== DATA PROVIDED ==
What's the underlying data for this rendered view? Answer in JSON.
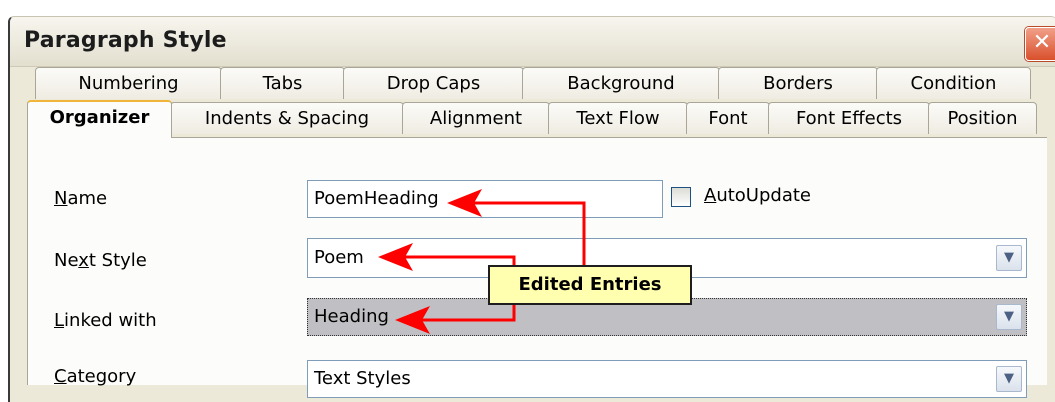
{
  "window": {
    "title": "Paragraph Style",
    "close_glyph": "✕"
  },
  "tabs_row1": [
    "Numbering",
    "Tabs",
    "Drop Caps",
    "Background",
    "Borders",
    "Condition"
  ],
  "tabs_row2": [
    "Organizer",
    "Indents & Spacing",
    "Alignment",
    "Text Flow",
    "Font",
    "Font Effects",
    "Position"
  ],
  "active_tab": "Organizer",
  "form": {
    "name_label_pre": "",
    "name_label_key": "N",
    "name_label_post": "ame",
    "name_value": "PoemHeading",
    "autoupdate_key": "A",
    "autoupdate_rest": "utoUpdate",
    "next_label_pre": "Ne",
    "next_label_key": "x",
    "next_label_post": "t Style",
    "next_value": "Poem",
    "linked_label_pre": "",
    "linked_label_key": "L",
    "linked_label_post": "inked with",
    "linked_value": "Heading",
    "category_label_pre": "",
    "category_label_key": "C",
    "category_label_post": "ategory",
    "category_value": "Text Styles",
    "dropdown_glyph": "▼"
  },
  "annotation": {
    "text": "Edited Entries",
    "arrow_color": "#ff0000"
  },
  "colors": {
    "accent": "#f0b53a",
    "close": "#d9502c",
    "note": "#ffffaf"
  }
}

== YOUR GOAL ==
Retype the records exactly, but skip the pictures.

== TASK RESULT ==
What's the underlying data for this rendered view? Answer in JSON.
{
  "window": {
    "title": "Paragraph Style",
    "close_glyph": "✕"
  },
  "tabs_row1": [
    "Numbering",
    "Tabs",
    "Drop Caps",
    "Background",
    "Borders",
    "Condition"
  ],
  "tabs_row2": [
    "Organizer",
    "Indents & Spacing",
    "Alignment",
    "Text Flow",
    "Font",
    "Font Effects",
    "Position"
  ],
  "active_tab": "Organizer",
  "form": {
    "name_label_pre": "",
    "name_label_key": "N",
    "name_label_post": "ame",
    "name_value": "PoemHeading",
    "autoupdate_key": "A",
    "autoupdate_rest": "utoUpdate",
    "next_label_pre": "Ne",
    "next_label_key": "x",
    "next_label_post": "t Style",
    "next_value": "Poem",
    "linked_label_pre": "",
    "linked_label_key": "L",
    "linked_label_post": "inked with",
    "linked_value": "Heading",
    "category_label_pre": "",
    "category_label_key": "C",
    "category_label_post": "ategory",
    "category_value": "Text Styles",
    "dropdown_glyph": "▼"
  },
  "annotation": {
    "text": "Edited Entries",
    "arrow_color": "#ff0000"
  },
  "colors": {
    "accent": "#f0b53a",
    "close": "#d9502c",
    "note": "#ffffaf"
  }
}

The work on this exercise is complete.